A post shared by ᗩᖇTᕼᑌᖇ & ᖴIᑎᒪEY (@marson.twins) on

Excerpt from this article:

A British mum has shared an intimate Instagram photo of her post-pregnancy body in a bid to encourage other mums to embrace their bodies.

Emily Marson from Wrexham, UK, posted a photo of herself four months after giving birth to twins via caesarian, stating she’s “beginning to embrace what [her] body has become.”

 

 

‘Instagram’ for 18th-Century Tourists

"The Palio Race in the Campo in Honor of Grand Duke Francis of Tuscany and Archduchess Maria Theresa of Austria" by Giuseppe Zocchi, 1739

Excerpt from this article:

As a mantra, “pics or it didn’t happen” carries a clear whiff of internet-age modernity. But in many ways, the sentiment behind the phrase precedes smartphones, Snapchat, and selfie sticks by some 275 years. Eyewitness Views: Making History in 18th-Century Europe, a new exhibition at the J. Paul Getty Museum in Los Angeles, looks at the Enlightenment-era phenomenon of vedute, or view paintings: astonishingly detailed cityscapes of Venice, Rome, Paris, and other tourist hotspots. These canvases were highly collectible luxury souvenirs, pictorial portals that would later transport the visitor (and friends back home) to that faraway place and moment. Their strict perspective lent itself to formal gardens, neoclassical arcades, and canals lined with palazzos.

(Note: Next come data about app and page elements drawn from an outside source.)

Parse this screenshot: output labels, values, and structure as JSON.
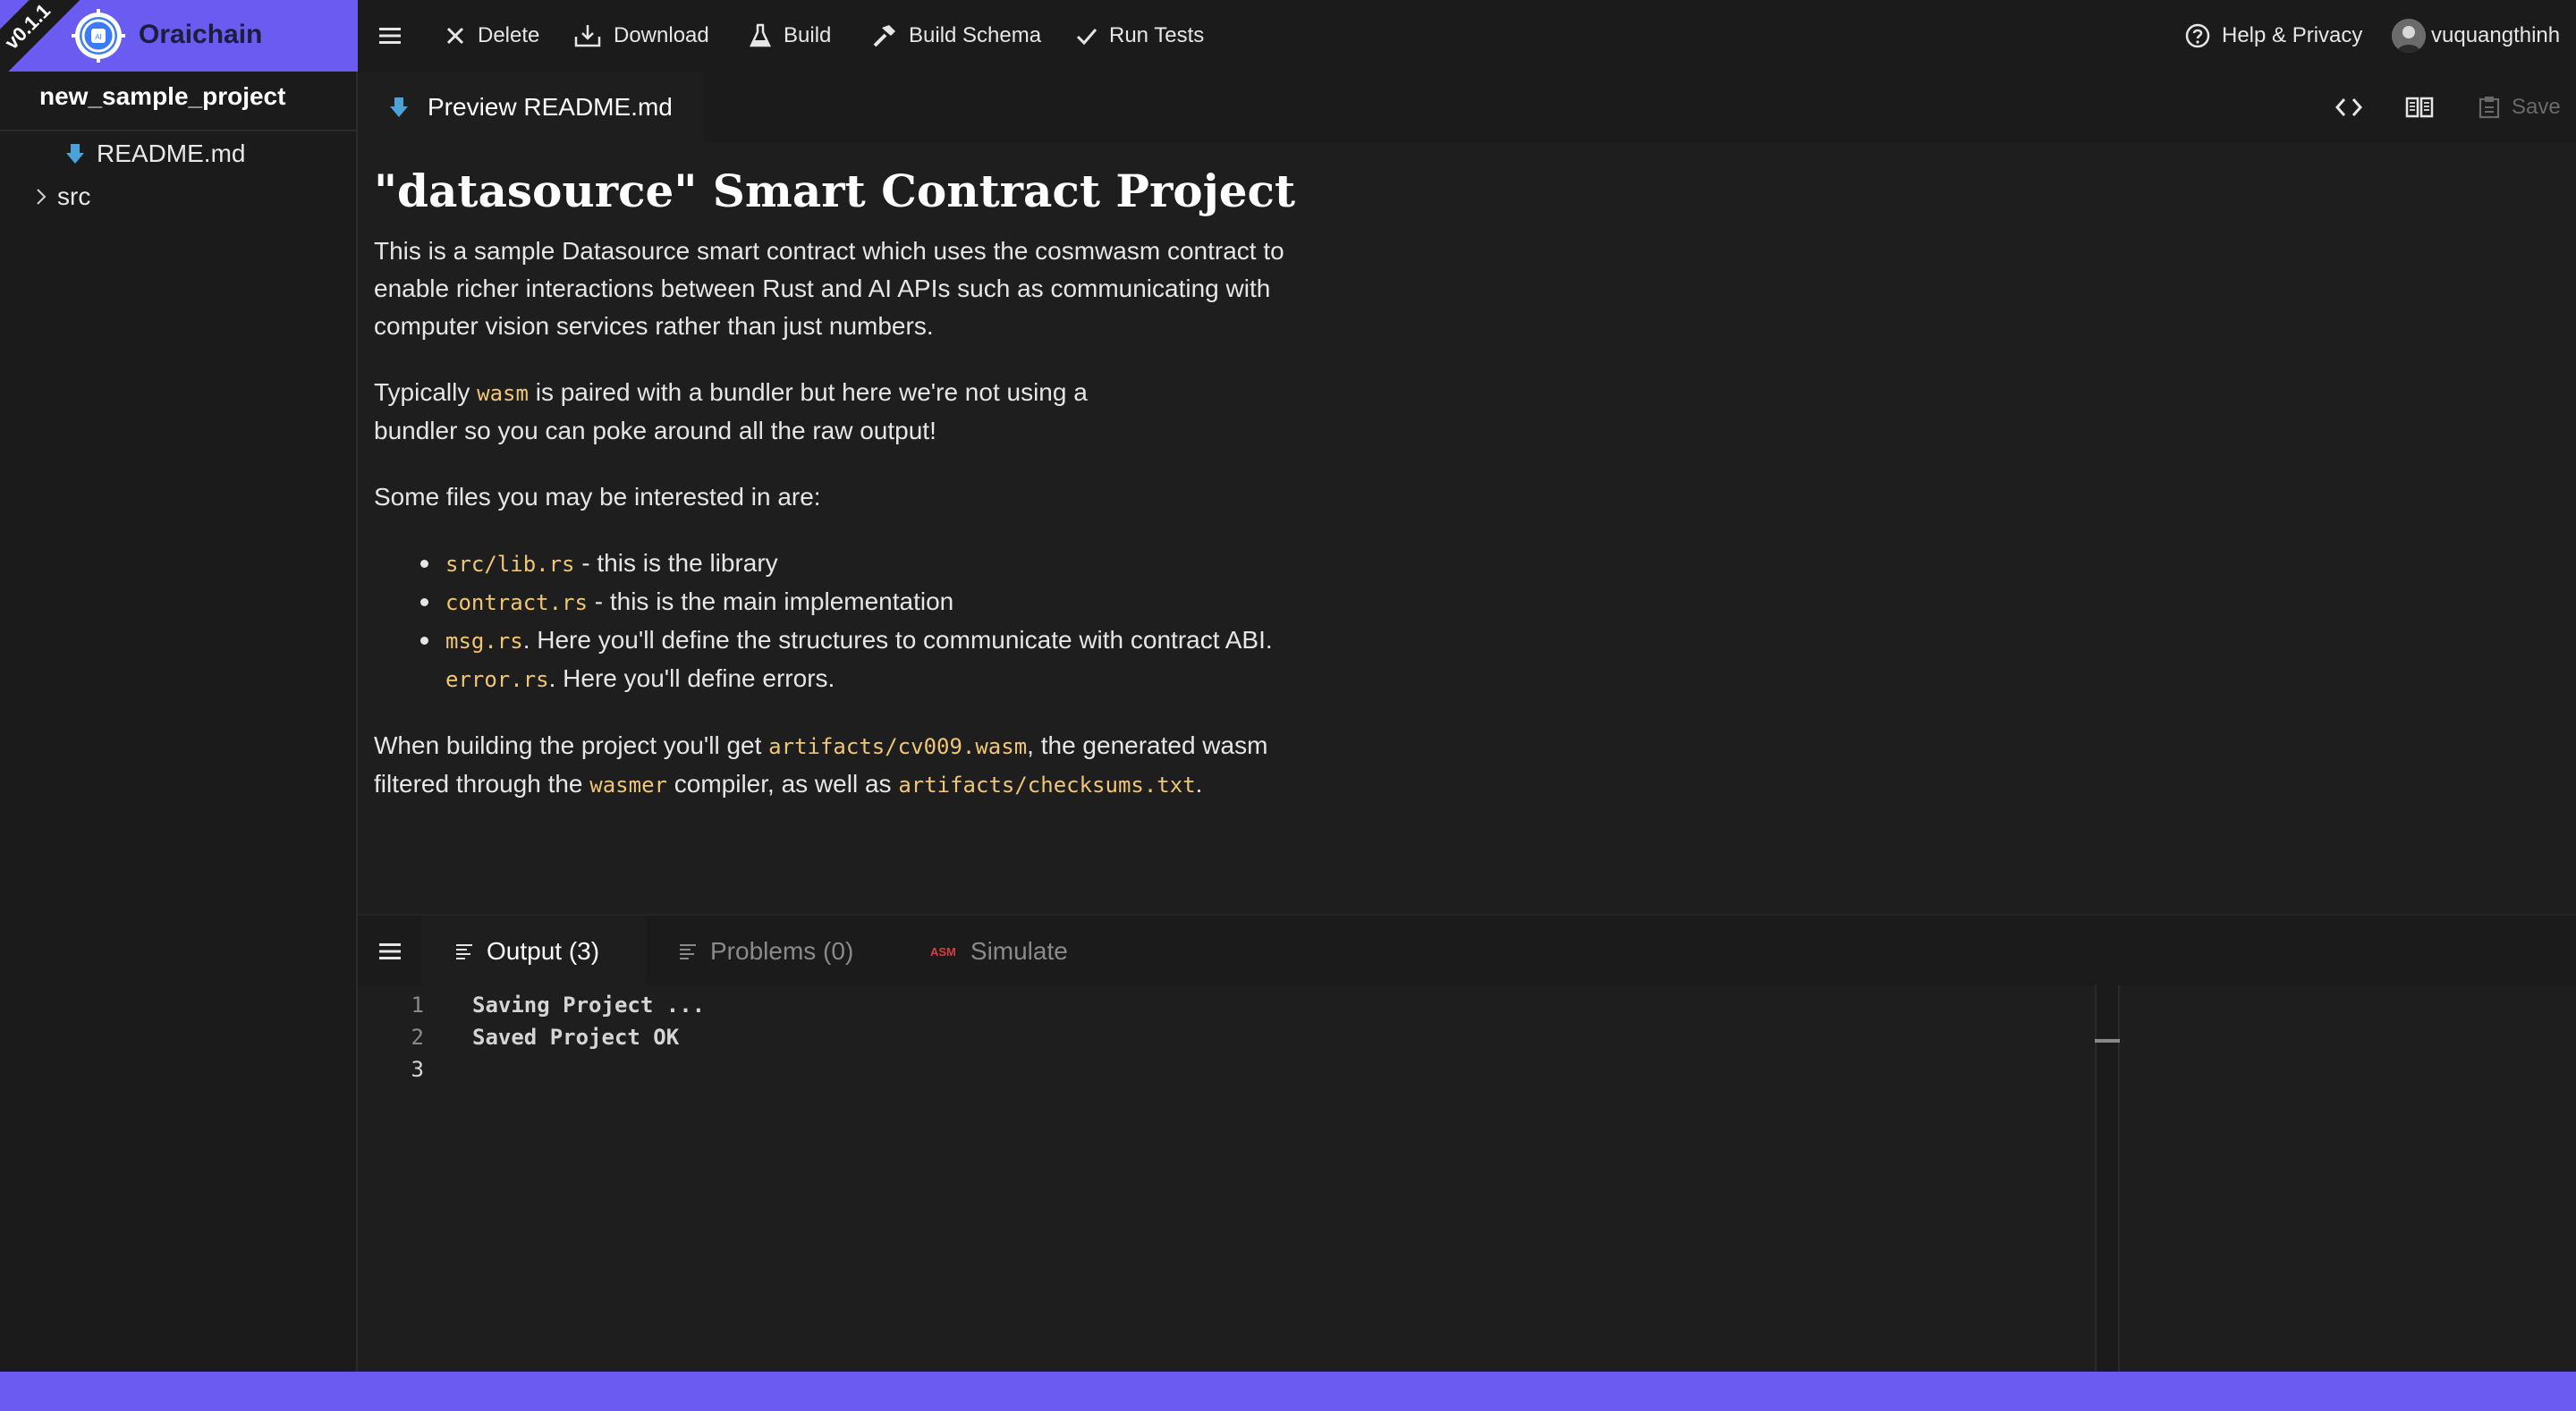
{
  "brand": {
    "version": "v0.1.1",
    "name": "Oraichain"
  },
  "sidebar": {
    "project_name": "new_sample_project",
    "tree": [
      {
        "label": "README.md",
        "icon": "markdown-icon"
      },
      {
        "label": "src",
        "icon": "chevron-right-icon"
      }
    ]
  },
  "toolbar": {
    "delete_label": "Delete",
    "download_label": "Download",
    "build_label": "Build",
    "build_schema_label": "Build Schema",
    "run_tests_label": "Run Tests",
    "help_label": "Help & Privacy",
    "username": "vuquangthinh"
  },
  "editor": {
    "active_tab": "Preview README.md",
    "save_label": "Save"
  },
  "readme": {
    "title": "\"datasource\" Smart Contract Project",
    "p1": "This is a sample Datasource smart contract which uses the cosmwasm contract to enable richer interactions between Rust and AI APIs such as communicating with computer vision services rather than just numbers.",
    "p2": {
      "before": "Typically ",
      "code": "wasm",
      "after_line1": " is paired with a bundler but here we're not using a",
      "line2": "bundler so you can poke around all the raw output!"
    },
    "p3": "Some files you may be interested in are:",
    "list": [
      {
        "code": "src/lib.rs",
        "text": " - this is the library"
      },
      {
        "code": "contract.rs",
        "text": " - this is the main implementation"
      },
      {
        "code": "msg.rs",
        "text": ". Here you'll define the structures to communicate with contract ABI."
      },
      {
        "code": "error.rs",
        "text": ". Here you'll define errors."
      }
    ],
    "p4": {
      "t1": "When building the project you'll get ",
      "c1": "artifacts/cv009.wasm",
      "t2": ", the generated wasm",
      "t3": "filtered through the ",
      "c2": "wasmer",
      "t4": " compiler, as well as ",
      "c3": "artifacts/checksums.txt",
      "t5": "."
    }
  },
  "panel": {
    "tabs": [
      {
        "label": "Output (3)",
        "active": true
      },
      {
        "label": "Problems (0)",
        "active": false
      },
      {
        "label": "Simulate",
        "active": false,
        "badge": "ASM"
      }
    ],
    "output_lines": [
      {
        "number": "1",
        "text": "Saving Project ..."
      },
      {
        "number": "2",
        "text": "Saved Project OK"
      },
      {
        "number": "3",
        "text": ""
      }
    ]
  },
  "colors": {
    "brand": "#6a5cf0",
    "background": "#1e1e1e",
    "code_text": "#f0c674"
  }
}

But vedute were more than glorified postcards, the Getty curator Peter Björn Kerber argues in his sumptuous exhibition catalog. They also served as proof that one had personally encountered the cultural and architectural marvels of Western civilization—a kind of proto-Instagram. Many vedute included portraits of the tourist or diplomat who had commissioned them. Others depicted newsworthy events the visitor had witnessed firsthand, from royal weddings to volcanic eruptions. Though dwarfed by their surroundings, the figures in these paintings are identifiable by details of dress or by their positioning, slightly larger than life or perhaps illuminated by a strategically placed shaft of light.

This Is The Antidote For Digital Narcissism

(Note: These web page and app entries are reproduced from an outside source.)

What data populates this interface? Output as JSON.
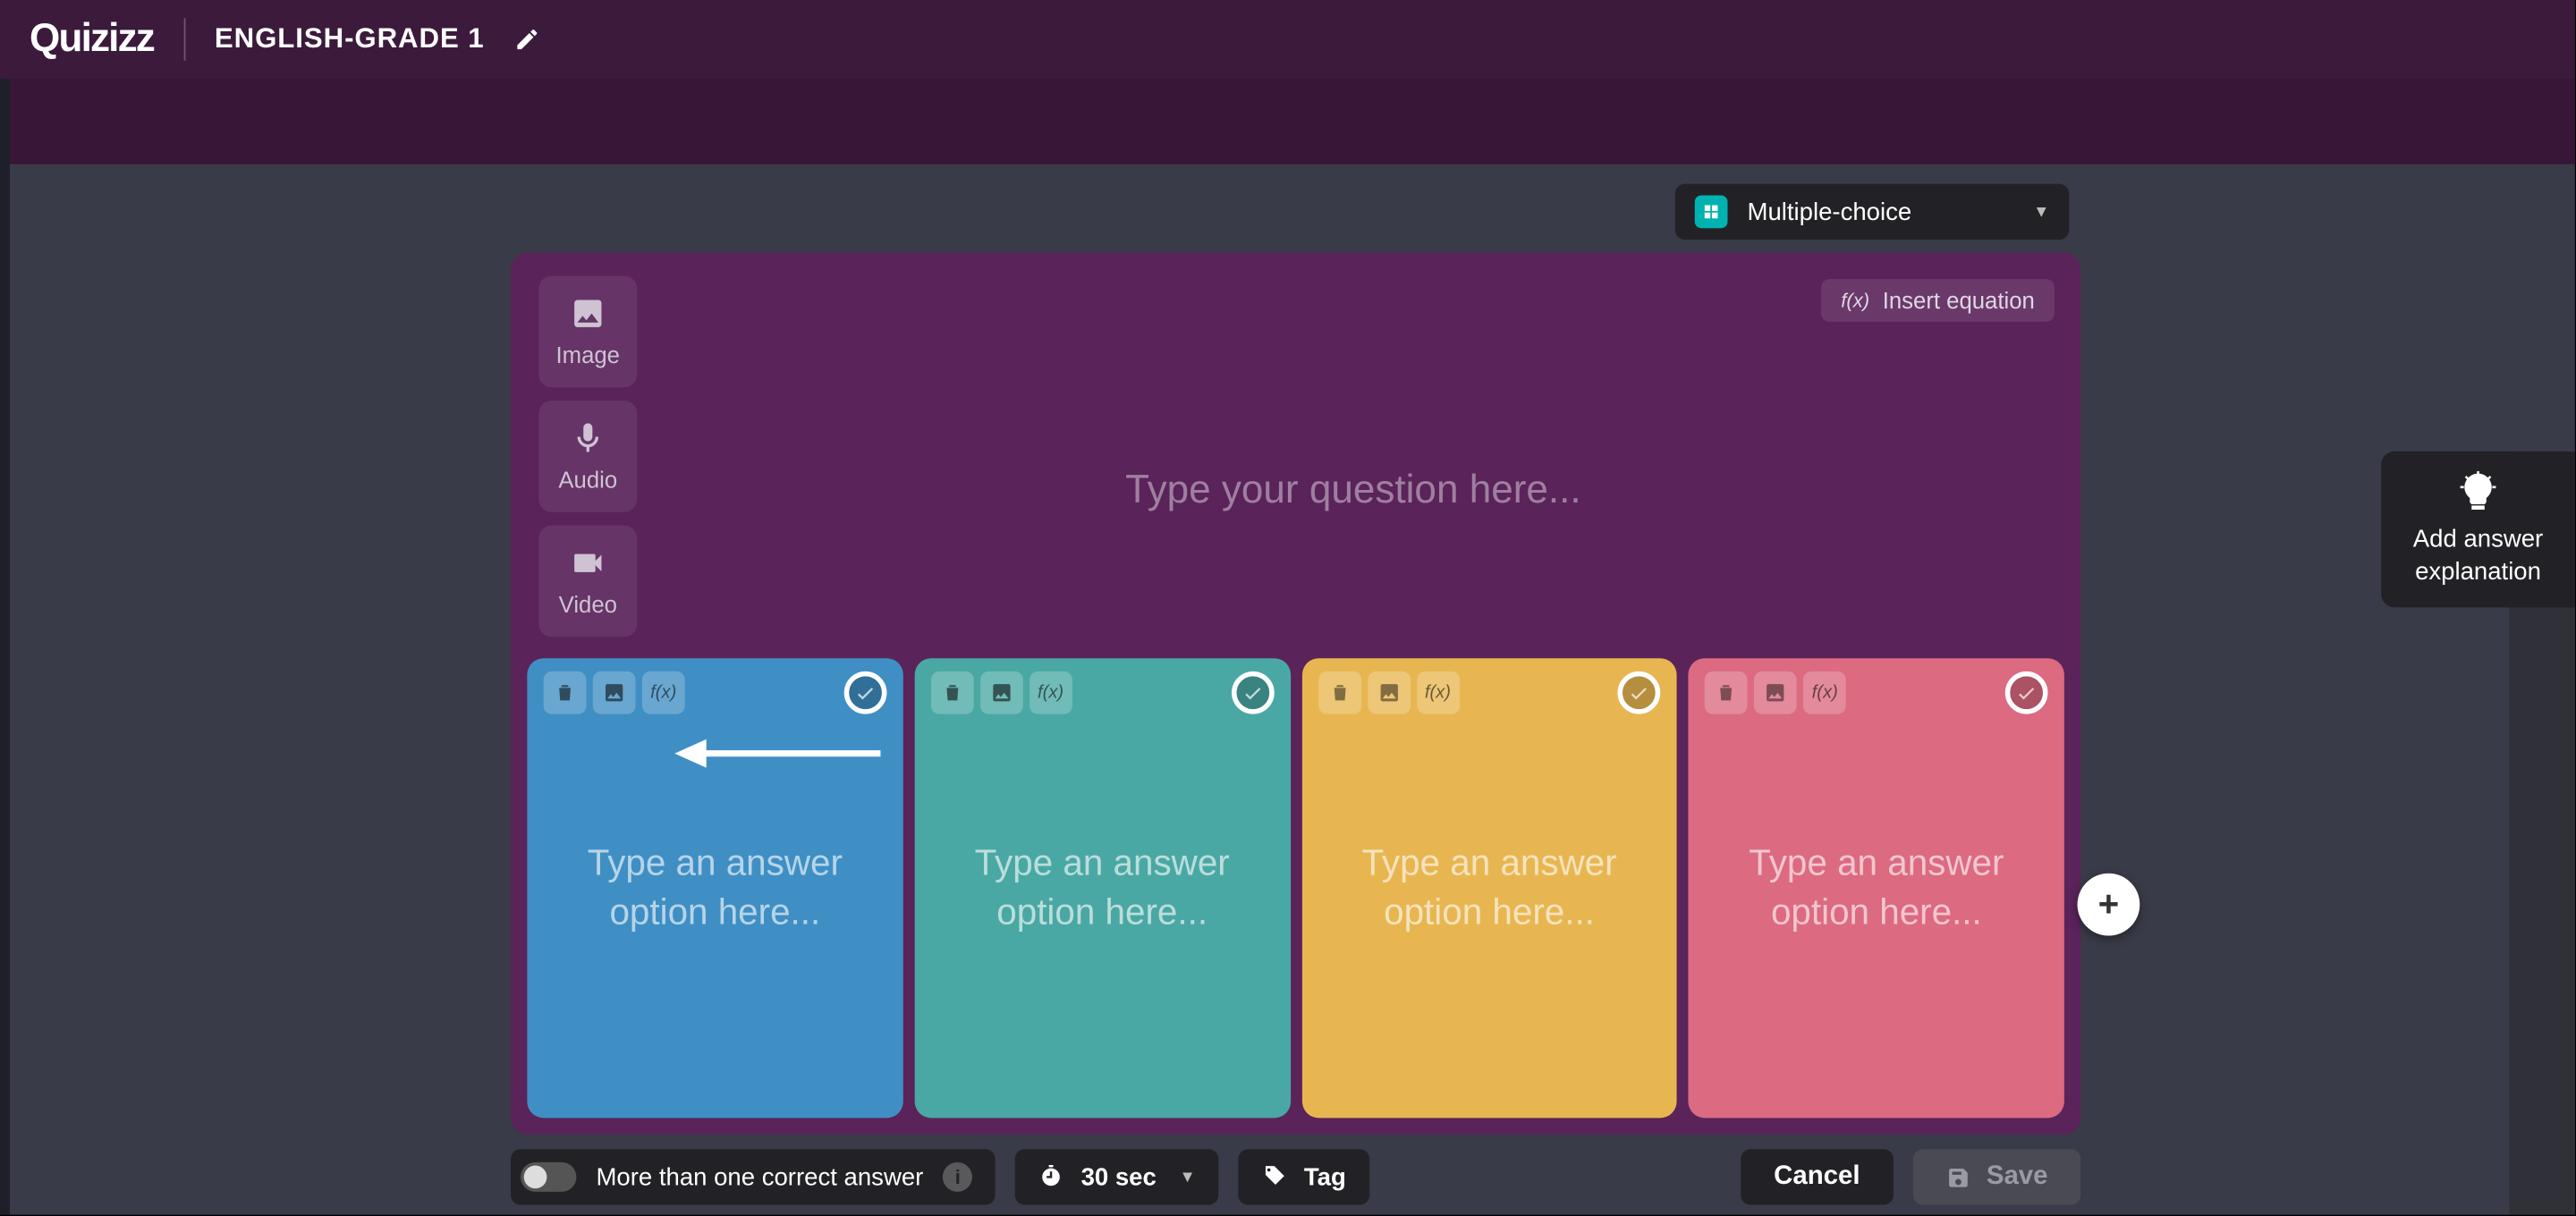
{
  "brand": "Quizizz",
  "quiz_title": "ENGLISH-GRADE 1",
  "question_type": {
    "label": "Multiple-choice"
  },
  "insert_equation_label": "Insert equation",
  "media": {
    "image": "Image",
    "audio": "Audio",
    "video": "Video"
  },
  "question_placeholder": "Type your question here...",
  "answer_placeholder": "Type an answer option here...",
  "answers": [
    {
      "color": "blue"
    },
    {
      "color": "teal"
    },
    {
      "color": "gold"
    },
    {
      "color": "red"
    }
  ],
  "footer": {
    "multi_correct_label": "More than one correct answer",
    "timer_label": "30 sec",
    "tag_label": "Tag",
    "cancel_label": "Cancel",
    "save_label": "Save"
  },
  "explanation": {
    "line1": "Add answer",
    "line2": "explanation"
  }
}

Excerpt from this article:

What’s sad is that for some people, the vacation didn’t happen and the charitable work doesn’t count unless it’s on social media. It has to be uploaded, seen and liked to matter.

What you seldom see are the routine parts of people’s lives. The boring stuff like reading email at work. Poring over spreadsheets and enduring conference calls. Doing the laundry and vacuuming. How boring!

People only portray the cool stuff. The coffee shop photos or selfies in the gym, where they’re showing up their sedentary friends. They share this stuff because it reflects well on them. They know it will garner lots of likes. And that makes them feel good.

Finstagram – a secret Instagram account to post ugly selfies

Finstagram … post to a sympathetic audience.

Excerpt from this article:

A Finstagram – or Finsta – is a fake Instagram account.

Aren’t all Instagram accounts, with their carefully curated posts and poses, in a very real sense fake? Yeah, sure, thanks Baudrillard. These are fake in the sense of secret – they are private, locked accounts set up in addition to main accounts, with access granted only to a chosen few followers.

Why? So that more natural, less effortful posts can be put up and read.

So … the fake account allows for more reality? Yes. It’s where you can post ugly selfies, private jokes, personal rants, pictures of outfits you’re genuinely seeking advice on, screenshots of funny family group texts, pictures of yourself in the middle of a good cry, that sort of thing, to a relatively sympathetic audience.